Rur­al Amer­i­ca, on the oth­er hand, remains in depress­ing decline. The pop­u­la­tion of Indi­anapo­lis con­tin­ues to grow, but the pop­u­la­tion of Fayette Coun­ty, Indi­ana has been drop­ping since the 1980s. And it isn’t just that the country’s peo­ple are urban­iz­ing. So too is the econ­o­my. The 450 coun­ties Hillary Clin­ton won account for near­ly two-thirds of the entire GDP. Much of the rest of the nation is suf­fer­ing from that intractable pover­ty we used to asso­ciate with inner cities. So giv­en the demo­graph­ic and eco­nom­ic arrows, can the new inner city learn any lessons from the old?

Let me offer two. First, the urban renais­sance of the last two or three decades has been dri­ven by immi­grants.
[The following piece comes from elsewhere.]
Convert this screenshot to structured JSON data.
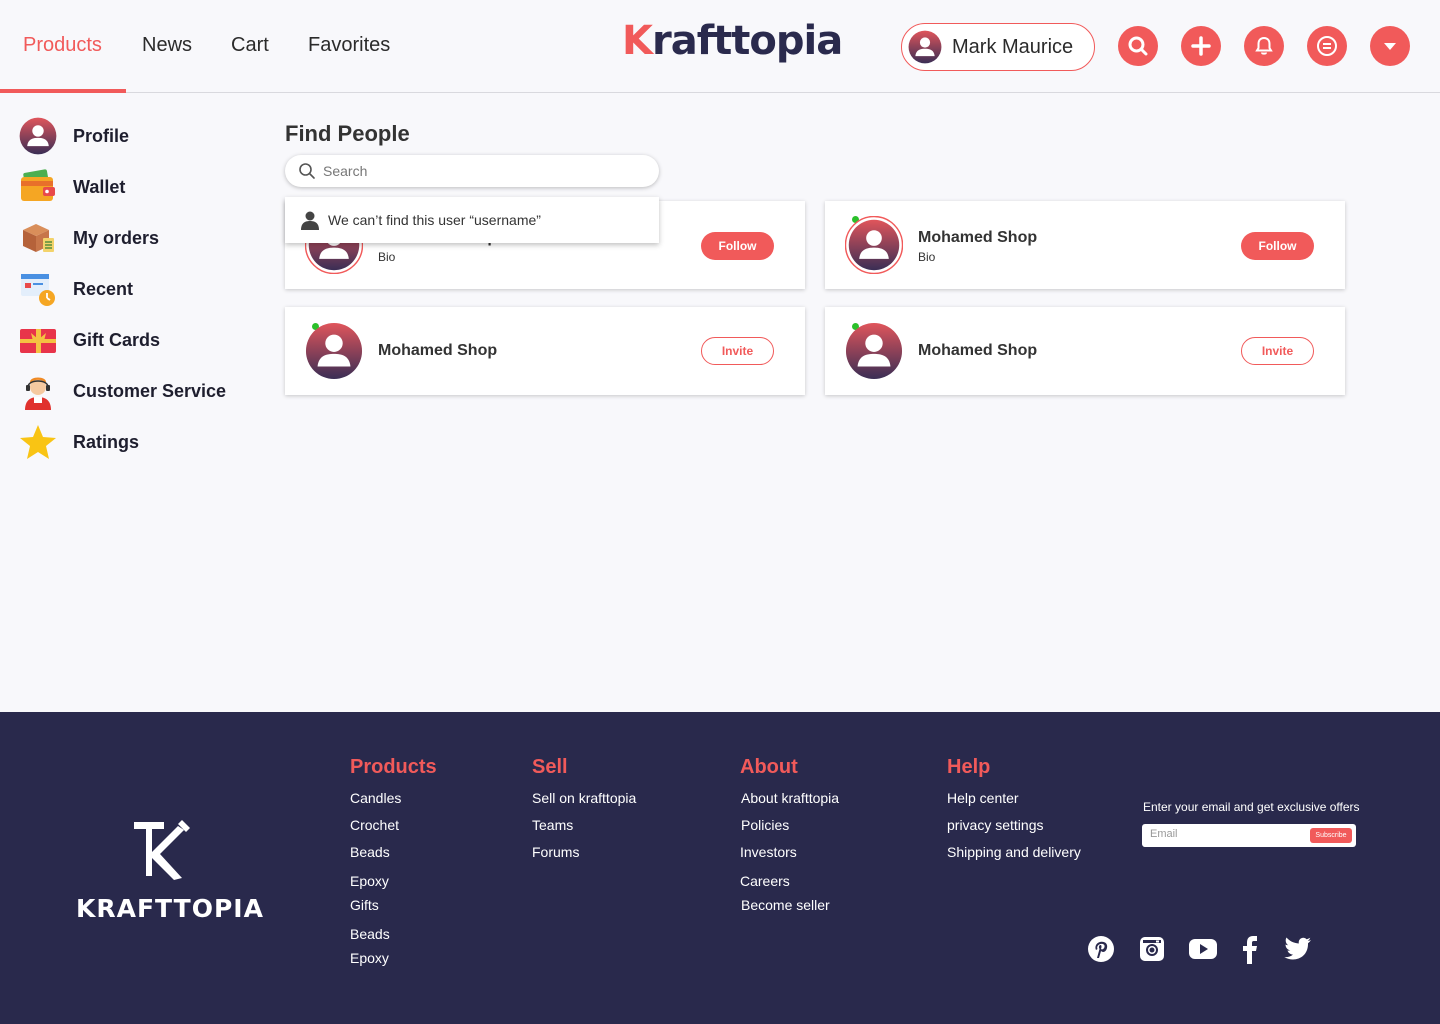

Yes, thick­ly-beard­ed mil­len­ni­als ped­dling arti­sanal kale cup­cakes in Park Slope, Brook­lyn, have played an impor­tant part in reviv­ing urban neigh­bor­hoods, but in cities from Mia­mi to Wash­ing­ton D.C., to Los Ange­les and New York immi­grants helped keep a num­ber of cities afloat dur­ing the 1980s, and they set the stage for an even greater revival in the 1990s. If large parts of rur­al Amer­i­ca are going to sur­vive at all, they need an influx of peo­ple, and that means attract­ing immi­grants. Need­less to say, xeno­pho­bia and white nation­al­ism are repel­lent forces.

Fur­ther­more, we remain steeped in a cul­ture that believes real Amer­i­ca” is rur­al Amer­i­ca, that sees small towns as the guardians of our trea­sured virtues, and that equates pover­ty and fail­ure with urban and black. Yet today it is rur­al Amer­i­ca that is dying and in every mean­ing­ful and mea­sur­able way. Some of the anger roil­ing the poor­est places in the coun­try stems from the con­tra­dic­tion between the myth of rur­al Amer­i­ca and the real­i­ty of people’s lives there.

Things aren’t liable to get much bet­ter in rur­al Amer­i­ca unless it can con­front that myth hon­est­ly. As the cliché goes, the first step in solv­ing a prob­lem is to admit you have it. Anger isn’t much of a foun­da­tion upon which to build a bet­ter future.

(“Is Rur­al Amer­i­ca the New Inner City?first appeared in the Huff­in­g­ton Post and is repost­ed on Rur­al Amer­i­ca In These Times with per­mis­sion from the author.)

Steven Conn is the W. E. Smith Pro­fes­sor of His­to­ry at Mia­mi Uni­ver­si­ty in Oxford, Ohio. He is the author of Amer­i­cans Against the City: Anti-Urban­ism in the 20th Century.”
Subscribe and Save 66%

Less than $1.67 an issue